It's not often I'm so timely with my book reviews. Louise Erdich's "The Round House" was this 2012's National Book Award winner for fiction, which for me is basically a breaking story. Normally I read books I find on doorsteps, so they're old and possibly swarming with parasites, but my feminist websites have been all abuzz about "The Round House" because it's the first book by a Native American woman to win the prize, and I needed to see what the fuss was about. I had to wait in the hold queue for several weeks to get my library's copy, so all of the professional reviewers have already taken a crack at this book, but let's dive in anyway. We all know that my crack is the best.
I'm going to show up in some disturbing Google searches for that sentence.
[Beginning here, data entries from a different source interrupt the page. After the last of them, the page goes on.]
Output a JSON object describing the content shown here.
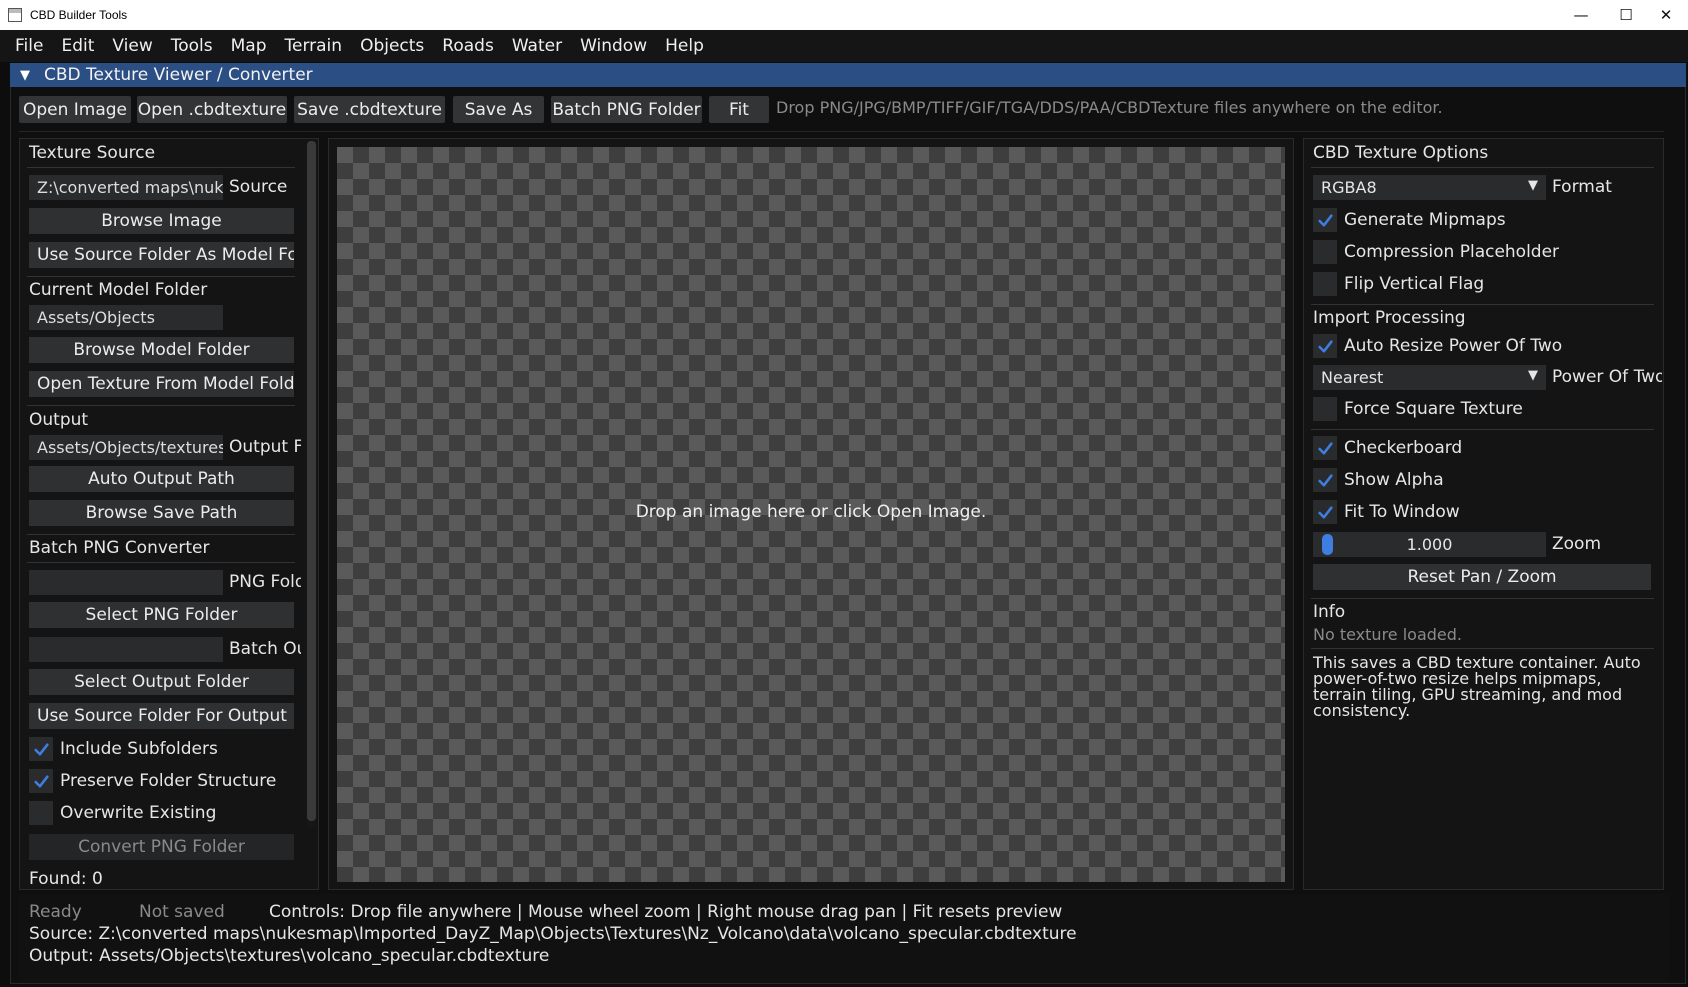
{
  "window": {
    "title": "CBD Builder Tools",
    "minimize": "—",
    "maximize": "☐",
    "close": "✕"
  },
  "menu": [
    "File",
    "Edit",
    "View",
    "Tools",
    "Map",
    "Terrain",
    "Objects",
    "Roads",
    "Water",
    "Window",
    "Help"
  ],
  "panel_title": "CBD Texture Viewer / Converter",
  "toolbar": {
    "open_image": "Open Image",
    "open_cbdtexture": "Open .cbdtexture",
    "save_cbdtexture": "Save .cbdtexture",
    "save_as": "Save As",
    "batch_png": "Batch PNG Folder",
    "fit": "Fit",
    "drop_hint": "Drop PNG/JPG/BMP/TIFF/GIF/TGA/DDS/PAA/CBDTexture files anywhere on the editor."
  },
  "left": {
    "texture_source": "Texture Source",
    "source_value": "Z:\\converted maps\\nukesmap",
    "source_label": "Source",
    "browse_image": "Browse Image",
    "use_source_folder": "Use Source Folder As Model Folder",
    "current_model_folder": "Current Model Folder",
    "model_folder_value": "Assets/Objects",
    "browse_model_folder": "Browse Model Folder",
    "open_texture_from_model": "Open Texture From Model Folder",
    "output": "Output",
    "output_value": "Assets/Objects/textures",
    "output_label": "Output File",
    "auto_output_path": "Auto Output Path",
    "browse_save_path": "Browse Save Path",
    "batch_png_converter": "Batch PNG Converter",
    "png_folder_value": "",
    "png_folder_label": "PNG Folder",
    "select_png_folder": "Select PNG Folder",
    "batch_output_value": "",
    "batch_output_label": "Batch Output",
    "select_output_folder": "Select Output Folder",
    "use_source_for_output": "Use Source Folder For Output",
    "include_subfolders": "Include Subfolders",
    "include_subfolders_checked": true,
    "preserve_structure": "Preserve Folder Structure",
    "preserve_structure_checked": true,
    "overwrite_existing": "Overwrite Existing",
    "overwrite_existing_checked": false,
    "convert_png_folder": "Convert PNG Folder",
    "found": "Found: 0"
  },
  "preview": {
    "message": "Drop an image here or click Open Image."
  },
  "right": {
    "cbd_texture_options": "CBD Texture Options",
    "format_value": "RGBA8",
    "format_label": "Format",
    "generate_mipmaps": "Generate Mipmaps",
    "generate_mipmaps_checked": true,
    "compression_placeholder": "Compression Placeholder",
    "compression_placeholder_checked": false,
    "flip_vertical": "Flip Vertical Flag",
    "flip_vertical_checked": false,
    "import_processing": "Import Processing",
    "auto_resize": "Auto Resize Power Of Two",
    "auto_resize_checked": true,
    "resize_mode_value": "Nearest",
    "resize_mode_label": "Power Of Two",
    "force_square": "Force Square Texture",
    "force_square_checked": false,
    "checkerboard": "Checkerboard",
    "checkerboard_checked": true,
    "show_alpha": "Show Alpha",
    "show_alpha_checked": true,
    "fit_to_window": "Fit To Window",
    "fit_to_window_checked": true,
    "zoom_value": "1.000",
    "zoom_label": "Zoom",
    "reset_pan_zoom": "Reset Pan / Zoom",
    "info": "Info",
    "no_texture": "No texture loaded.",
    "description": "This saves a CBD texture container. Auto power-of-two resize helps mipmaps, terrain tiling, GPU streaming, and mod consistency."
  },
  "status": {
    "ready": "Ready",
    "not_saved": "Not saved",
    "controls": "Controls: Drop file anywhere | Mouse wheel zoom | Right mouse drag pan | Fit resets preview",
    "source": "Source: Z:\\converted maps\\nukesmap\\Imported_DayZ_Map\\Objects\\Textures\\Nz_Volcano\\data\\volcano_specular.cbdtexture",
    "output": "Output: Assets/Objects\\textures\\volcano_specular.cbdtexture"
  },
  "colors": {
    "accent": "#3d7ee0",
    "title_bar": "#2b4e84",
    "background": "#0f0f0f",
    "dim_text": "#8a8a8a"
  }
}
This is the third book of Erdrich's that I've read, after "The Master Butchers Singing Club" and "Love Medicine." I own a copy of "Love Medicine," which was pretty good and I may review it someday. But I have to confess that even though I tried a couple of times, I couldn't get through "The Master Butchers Singing Club." Both books are these sweeping family sagas that play out over several generations. "The Round House" is not, and I think it's a better book than the other two because of it. The family sagas have sprawling casts of characters and various historical events to get through, so everything is more general and broadly drawn. We don't get a really in depth picture of one character or situation because there are so many. But with a book like "The Round House," Erdrich zeroes in on one person, at one point in time, dealing with one event, and this gives the story room to breathe and really explore its various dimensions.
"The Round House" takes place over a single summer in 1988 on a North Dakota Ojibwe reservation, where the narrator Joe has just turned thirteen. The book opens with the brutal attack and rape of his mother, and the rest of the story is about the fallout of this attack, both within Joe's immediate family and within their community. Joe's father is a judge on the reservation, so we get a close, inside look at the legal challenges faced by Native American tribes when they go looking for justice within a justice system that has not, historically, protected their interests or rights. Joe's mother knows and can identify the culprit, but the man attacked her on an intersection between reservation, state, and federal land, which are all represented by different courts. It's impossible for anyone to determine what legal entity has jurisdiction over the crime, so the man gets away free.
Or does he?
"The Round House" is an interesting mix of a legal thriller and a coming-of-age story. Joe is full of energy and zest for life; he runs around, makes mischief, ogles women and sneaks booze and drugs with his friends, because he's thirteen and his life is just beginning. But he's also the recipient of several hundred years of very sad and bloody history that comes crashing into his own house and family when his mother is attacked. He struggles to integrate his natural teenage selfishness and irresponsibility with this huge burden of justice that has suddenly descended on his shoulders. There's a lot of humor in his journey, but also a lot of sadness as he trades his innocence for a lifelong sense of terrible purpose, and realizes that things will never return to their former shapes.
Final Grade for "The Round House": B+/A-. Once you start, you can't put it down, but the subject matter is harsh and I'm not sure I want to re-read it anytime soon. Not recommended for the faint of heart. Recommended for those who like coming-of-age stories, legal thrillers, and books about the contemporary Native American experience.